Broker Check


| April 26, 2017

The other day I came across an article in the Wall Street Journal, and it got me to thinking (again) about Target Date Funds and 401k plans.

These funds seem like the perfect answer to how one should invest their 401k account. They’re diversified, they adjust as you get older, they often have low fees, they are often professionally managed, and you can set it and forget it!

What could possibly go wrong? Plenty!

Many 401k plan participants haven’t a clue as to what makes up their Target Fund.

So the question that everyone should be asking is, how much risk are you taking, or better yet, what will happen to the account balance if the market crashes like it did in 2007 – 2009, or interest rates rise?

Follow that up with, are you willing to take that risk?

For a great look at some of the issues to consider with Target Funds, CLICK HERE to read: “Is It Prudent for Investors to Use Target-Date Funds for Retirement Savings?”

Fred Cook - CAVU Financial, LLC

And Now A Word From Our Attorneys: (Notice this is longer than my post!)

The article referenced was prepared by a third party and is provided for informational purposes only. It contains references to individuals or entities that are not affiliated with LPL Financial, CAVU Financial, or Stratos Wealth Partners.

The opinions voiced are for general information only and are not intended to provide specific advice or recommendations for any individual. This information is not intended as ERISA, tax, legal or investment advice. If you are seeking investment advice specific to your needs, such advice services must be obtained on your own separate from this educational material.

Investing in stock includes numerous specific risks including: the fluctuation of dividend, loss of principal and potential illiquidity of the investment in a falling market.

Bonds are subject to market and interest rate risk if sold prior to maturity. Bond values will decline as interest rates rise and bonds are subject to availability and change in price.

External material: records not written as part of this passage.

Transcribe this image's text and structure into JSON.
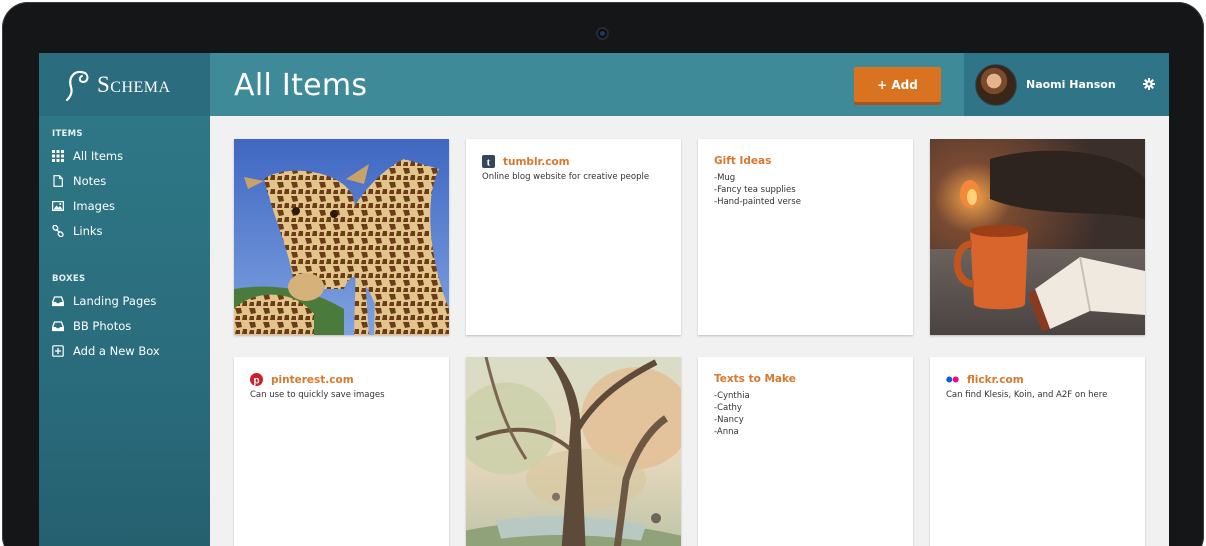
{
  "app": {
    "logo_text": "Schema",
    "page_title": "All Items",
    "add_button_label": "+ Add",
    "user_name": "Naomi Hanson"
  },
  "sidebar": {
    "items_heading": "ITEMS",
    "items": [
      {
        "label": "All Items",
        "icon": "grid-icon"
      },
      {
        "label": "Notes",
        "icon": "note-icon"
      },
      {
        "label": "Images",
        "icon": "image-icon"
      },
      {
        "label": "Links",
        "icon": "link-icon"
      }
    ],
    "boxes_heading": "BOXES",
    "boxes": [
      {
        "label": "Landing Pages",
        "icon": "inbox-icon"
      },
      {
        "label": "BB Photos",
        "icon": "inbox-icon"
      },
      {
        "label": "Add a New Box",
        "icon": "plus-square-icon"
      }
    ]
  },
  "cards": {
    "tumblr": {
      "title": "tumblr.com",
      "desc": "Online blog website for creative people",
      "icon": "tumblr-icon",
      "color": "#35465c"
    },
    "gift_ideas": {
      "title": "Gift Ideas",
      "lines": [
        "-Mug",
        "-Fancy tea supplies",
        "-Hand-painted verse"
      ]
    },
    "pinterest": {
      "title": "pinterest.com",
      "desc": "Can use to quickly save images",
      "icon": "pinterest-icon",
      "color": "#cb2027"
    },
    "texts_to_make": {
      "title": "Texts to Make",
      "lines": [
        "-Cynthia",
        "-Cathy",
        "-Nancy",
        "-Anna"
      ]
    },
    "flickr": {
      "title": "flickr.com",
      "desc": "Can find Klesis, Koin, and A2F on here",
      "icon": "flickr-icon"
    }
  },
  "colors": {
    "topbar": "#3f8a99",
    "logo_bg": "#2b6d7e",
    "sidebar": "#2a6c7c",
    "accent_orange": "#d97320",
    "card_title": "#d9782d"
  }
}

The target date is the approximate date when investors plan to start withdrawing their money. The principal value of a target fund is not guaranteed at any time, including at the target date.

Investing in mutual funds involves risk, including possible loss of principal.